(Collected data)
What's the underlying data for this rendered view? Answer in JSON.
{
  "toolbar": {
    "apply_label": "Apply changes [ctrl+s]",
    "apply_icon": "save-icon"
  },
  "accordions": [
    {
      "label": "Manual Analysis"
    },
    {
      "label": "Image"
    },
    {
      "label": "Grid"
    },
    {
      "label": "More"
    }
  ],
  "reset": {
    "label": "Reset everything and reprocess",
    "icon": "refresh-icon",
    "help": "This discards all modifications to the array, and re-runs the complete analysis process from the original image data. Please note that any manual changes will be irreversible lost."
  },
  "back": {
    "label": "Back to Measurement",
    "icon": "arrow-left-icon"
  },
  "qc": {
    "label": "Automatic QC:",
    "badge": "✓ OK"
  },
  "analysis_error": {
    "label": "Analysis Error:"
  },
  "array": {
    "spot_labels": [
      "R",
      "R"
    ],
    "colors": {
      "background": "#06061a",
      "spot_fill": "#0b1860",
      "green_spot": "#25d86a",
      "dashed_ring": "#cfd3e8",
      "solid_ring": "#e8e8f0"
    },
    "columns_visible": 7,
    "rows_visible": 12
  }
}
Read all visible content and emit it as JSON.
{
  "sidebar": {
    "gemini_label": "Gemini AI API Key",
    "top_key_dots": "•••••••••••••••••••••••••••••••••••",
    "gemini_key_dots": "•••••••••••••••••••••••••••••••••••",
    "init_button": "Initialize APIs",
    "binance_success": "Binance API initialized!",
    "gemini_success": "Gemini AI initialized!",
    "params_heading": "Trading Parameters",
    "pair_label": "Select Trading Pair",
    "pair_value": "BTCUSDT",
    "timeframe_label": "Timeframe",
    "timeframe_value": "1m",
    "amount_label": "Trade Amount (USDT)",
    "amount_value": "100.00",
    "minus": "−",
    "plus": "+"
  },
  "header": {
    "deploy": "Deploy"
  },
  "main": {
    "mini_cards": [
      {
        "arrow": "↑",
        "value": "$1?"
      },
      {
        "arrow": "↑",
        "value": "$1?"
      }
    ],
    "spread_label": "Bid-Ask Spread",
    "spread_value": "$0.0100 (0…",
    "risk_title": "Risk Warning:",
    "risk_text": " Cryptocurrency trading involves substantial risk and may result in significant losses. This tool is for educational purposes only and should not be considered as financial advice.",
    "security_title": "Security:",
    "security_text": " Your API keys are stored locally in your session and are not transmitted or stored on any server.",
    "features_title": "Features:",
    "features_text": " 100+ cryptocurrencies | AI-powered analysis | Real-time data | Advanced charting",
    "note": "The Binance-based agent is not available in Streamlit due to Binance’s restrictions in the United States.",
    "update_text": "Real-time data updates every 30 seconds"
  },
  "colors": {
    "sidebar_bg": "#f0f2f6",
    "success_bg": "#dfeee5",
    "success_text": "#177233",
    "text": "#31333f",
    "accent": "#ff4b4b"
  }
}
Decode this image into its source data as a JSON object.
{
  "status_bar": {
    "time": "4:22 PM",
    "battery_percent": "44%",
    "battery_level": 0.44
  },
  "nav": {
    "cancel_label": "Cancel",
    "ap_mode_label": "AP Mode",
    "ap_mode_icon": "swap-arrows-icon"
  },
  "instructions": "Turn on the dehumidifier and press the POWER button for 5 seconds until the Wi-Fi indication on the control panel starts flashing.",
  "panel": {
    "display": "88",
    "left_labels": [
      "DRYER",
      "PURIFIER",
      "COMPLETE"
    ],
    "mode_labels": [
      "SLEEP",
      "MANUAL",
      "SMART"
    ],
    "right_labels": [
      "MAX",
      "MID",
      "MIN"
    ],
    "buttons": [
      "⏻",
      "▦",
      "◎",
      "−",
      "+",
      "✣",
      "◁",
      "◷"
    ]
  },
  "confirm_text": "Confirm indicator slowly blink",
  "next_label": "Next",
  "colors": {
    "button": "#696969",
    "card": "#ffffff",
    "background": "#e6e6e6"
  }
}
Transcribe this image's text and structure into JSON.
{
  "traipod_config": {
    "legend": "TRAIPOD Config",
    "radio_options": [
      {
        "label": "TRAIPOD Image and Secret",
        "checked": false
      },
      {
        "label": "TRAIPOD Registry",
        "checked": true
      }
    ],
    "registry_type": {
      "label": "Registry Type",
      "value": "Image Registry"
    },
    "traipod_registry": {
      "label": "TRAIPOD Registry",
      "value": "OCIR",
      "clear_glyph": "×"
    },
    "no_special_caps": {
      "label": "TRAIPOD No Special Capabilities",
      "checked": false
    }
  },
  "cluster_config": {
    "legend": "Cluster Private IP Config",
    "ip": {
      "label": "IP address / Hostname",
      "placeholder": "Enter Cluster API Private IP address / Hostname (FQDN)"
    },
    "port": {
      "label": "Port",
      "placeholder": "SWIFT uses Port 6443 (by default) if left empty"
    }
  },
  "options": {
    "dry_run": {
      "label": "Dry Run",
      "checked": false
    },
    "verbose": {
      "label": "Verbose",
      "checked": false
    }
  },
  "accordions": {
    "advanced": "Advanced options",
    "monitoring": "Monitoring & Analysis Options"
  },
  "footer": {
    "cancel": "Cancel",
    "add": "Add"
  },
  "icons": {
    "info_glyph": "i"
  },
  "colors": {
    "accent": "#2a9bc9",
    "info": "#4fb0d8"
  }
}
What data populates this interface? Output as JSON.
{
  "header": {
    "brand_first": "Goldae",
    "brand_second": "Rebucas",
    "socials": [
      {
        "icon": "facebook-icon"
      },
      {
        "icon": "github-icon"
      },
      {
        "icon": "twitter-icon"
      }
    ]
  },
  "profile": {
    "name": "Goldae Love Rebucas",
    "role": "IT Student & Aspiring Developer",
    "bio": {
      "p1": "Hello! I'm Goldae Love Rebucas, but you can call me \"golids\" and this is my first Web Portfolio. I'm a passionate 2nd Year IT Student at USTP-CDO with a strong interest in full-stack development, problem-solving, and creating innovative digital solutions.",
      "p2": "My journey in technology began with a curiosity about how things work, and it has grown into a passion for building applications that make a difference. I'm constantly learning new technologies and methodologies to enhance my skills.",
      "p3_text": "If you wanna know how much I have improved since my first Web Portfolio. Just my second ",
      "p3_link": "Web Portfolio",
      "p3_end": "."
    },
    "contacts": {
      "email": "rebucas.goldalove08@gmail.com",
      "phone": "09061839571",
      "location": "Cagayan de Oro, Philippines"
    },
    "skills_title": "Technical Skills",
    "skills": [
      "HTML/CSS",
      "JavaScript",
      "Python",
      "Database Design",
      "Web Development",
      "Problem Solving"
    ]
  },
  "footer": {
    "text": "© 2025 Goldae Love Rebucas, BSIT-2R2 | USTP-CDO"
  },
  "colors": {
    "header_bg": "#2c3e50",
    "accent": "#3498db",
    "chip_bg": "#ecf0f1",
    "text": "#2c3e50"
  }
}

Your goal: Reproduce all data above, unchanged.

Result of the task:
What's the underlying data for this rendered view? Answer in JSON.
{
  "toolbar": {
    "apply_label": "Apply changes [ctrl+s]",
    "apply_icon": "save-icon"
  },
  "accordions": [
    {
      "label": "Manual Analysis"
    },
    {
      "label": "Image"
    },
    {
      "label": "Grid"
    },
    {
      "label": "More"
    }
  ],
  "reset": {
    "label": "Reset everything and reprocess",
    "icon": "refresh-icon",
    "help": "This discards all modifications to the array, and re-runs the complete analysis process from the original image data. Please note that any manual changes will be irreversible lost."
  },
  "back": {
    "label": "Back to Measurement",
    "icon": "arrow-left-icon"
  },
  "qc": {
    "label": "Automatic QC:",
    "badge": "✓ OK"
  },
  "analysis_error": {
    "label": "Analysis Error:"
  },
  "array": {
    "spot_labels": [
      "R",
      "R"
    ],
    "colors": {
      "background": "#06061a",
      "spot_fill": "#0b1860",
      "green_spot": "#25d86a",
      "dashed_ring": "#cfd3e8",
      "solid_ring": "#e8e8f0"
    },
    "columns_visible": 7,
    "rows_visible": 12
  }
}
Read all visible content and emit it as JSON.
{
  "sidebar": {
    "gemini_label": "Gemini AI API Key",
    "top_key_dots": "•••••••••••••••••••••••••••••••••••",
    "gemini_key_dots": "•••••••••••••••••••••••••••••••••••",
    "init_button": "Initialize APIs",
    "binance_success": "Binance API initialized!",
    "gemini_success": "Gemini AI initialized!",
    "params_heading": "Trading Parameters",
    "pair_label": "Select Trading Pair",
    "pair_value": "BTCUSDT",
    "timeframe_label": "Timeframe",
    "timeframe_value": "1m",
    "amount_label": "Trade Amount (USDT)",
    "amount_value": "100.00",
    "minus": "−",
    "plus": "+"
  },
  "header": {
    "deploy": "Deploy"
  },
  "main": {
    "mini_cards": [
      {
        "arrow": "↑",
        "value": "$1?"
      },
      {
        "arrow": "↑",
        "value": "$1?"
      }
    ],
    "spread_label": "Bid-Ask Spread",
    "spread_value": "$0.0100 (0…",
    "risk_title": "Risk Warning:",
    "risk_text": " Cryptocurrency trading involves substantial risk and may result in significant losses. This tool is for educational purposes only and should not be considered as financial advice.",
    "security_title": "Security:",
    "security_text": " Your API keys are stored locally in your session and are not transmitted or stored on any server.",
    "features_title": "Features:",
    "features_text": " 100+ cryptocurrencies | AI-powered analysis | Real-time data | Advanced charting",
    "note": "The Binance-based agent is not available in Streamlit due to Binance’s restrictions in the United States.",
    "update_text": "Real-time data updates every 30 seconds"
  },
  "colors": {
    "sidebar_bg": "#f0f2f6",
    "success_bg": "#dfeee5",
    "success_text": "#177233",
    "text": "#31333f",
    "accent": "#ff4b4b"
  }
}
Decode this image into its source data as a JSON object.
{
  "status_bar": {
    "time": "4:22 PM",
    "battery_percent": "44%",
    "battery_level": 0.44
  },
  "nav": {
    "cancel_label": "Cancel",
    "ap_mode_label": "AP Mode",
    "ap_mode_icon": "swap-arrows-icon"
  },
  "instructions": "Turn on the dehumidifier and press the POWER button for 5 seconds until the Wi-Fi indication on the control panel starts flashing.",
  "panel": {
    "display": "88",
    "left_labels": [
      "DRYER",
      "PURIFIER",
      "COMPLETE"
    ],
    "mode_labels": [
      "SLEEP",
      "MANUAL",
      "SMART"
    ],
    "right_labels": [
      "MAX",
      "MID",
      "MIN"
    ],
    "buttons": [
      "⏻",
      "▦",
      "◎",
      "−",
      "+",
      "✣",
      "◁",
      "◷"
    ]
  },
  "confirm_text": "Confirm indicator slowly blink",
  "next_label": "Next",
  "colors": {
    "button": "#696969",
    "card": "#ffffff",
    "background": "#e6e6e6"
  }
}
Transcribe this image's text and structure into JSON.
{
  "traipod_config": {
    "legend": "TRAIPOD Config",
    "radio_options": [
      {
        "label": "TRAIPOD Image and Secret",
        "checked": false
      },
      {
        "label": "TRAIPOD Registry",
        "checked": true
      }
    ],
    "registry_type": {
      "label": "Registry Type",
      "value": "Image Registry"
    },
    "traipod_registry": {
      "label": "TRAIPOD Registry",
      "value": "OCIR",
      "clear_glyph": "×"
    },
    "no_special_caps": {
      "label": "TRAIPOD No Special Capabilities",
      "checked": false
    }
  },
  "cluster_config": {
    "legend": "Cluster Private IP Config",
    "ip": {
      "label": "IP address / Hostname",
      "placeholder": "Enter Cluster API Private IP address / Hostname (FQDN)"
    },
    "port": {
      "label": "Port",
      "placeholder": "SWIFT uses Port 6443 (by default) if left empty"
    }
  },
  "options": {
    "dry_run": {
      "label": "Dry Run",
      "checked": false
    },
    "verbose": {
      "label": "Verbose",
      "checked": false
    }
  },
  "accordions": {
    "advanced": "Advanced options",
    "monitoring": "Monitoring & Analysis Options"
  },
  "footer": {
    "cancel": "Cancel",
    "add": "Add"
  },
  "icons": {
    "info_glyph": "i"
  },
  "colors": {
    "accent": "#2a9bc9",
    "info": "#4fb0d8"
  }
}
What data populates this interface? Output as JSON.
{
  "header": {
    "brand_first": "Goldae",
    "brand_second": "Rebucas",
    "socials": [
      {
        "icon": "facebook-icon"
      },
      {
        "icon": "github-icon"
      },
      {
        "icon": "twitter-icon"
      }
    ]
  },
  "profile": {
    "name": "Goldae Love Rebucas",
    "role": "IT Student & Aspiring Developer",
    "bio": {
      "p1": "Hello! I'm Goldae Love Rebucas, but you can call me \"golids\" and this is my first Web Portfolio. I'm a passionate 2nd Year IT Student at USTP-CDO with a strong interest in full-stack development, problem-solving, and creating innovative digital solutions.",
      "p2": "My journey in technology began with a curiosity about how things work, and it has grown into a passion for building applications that make a difference. I'm constantly learning new technologies and methodologies to enhance my skills.",
      "p3_text": "If you wanna know how much I have improved since my first Web Portfolio. Just my second ",
      "p3_link": "Web Portfolio",
      "p3_end": "."
    },
    "contacts": {
      "email": "rebucas.goldalove08@gmail.com",
      "phone": "09061839571",
      "location": "Cagayan de Oro, Philippines"
    },
    "skills_title": "Technical Skills",
    "skills": [
      "HTML/CSS",
      "JavaScript",
      "Python",
      "Database Design",
      "Web Development",
      "Problem Solving"
    ]
  },
  "footer": {
    "text": "© 2025 Goldae Love Rebucas, BSIT-2R2 | USTP-CDO"
  },
  "colors": {
    "header_bg": "#2c3e50",
    "accent": "#3498db",
    "chip_bg": "#ecf0f1",
    "text": "#2c3e50"
  }
}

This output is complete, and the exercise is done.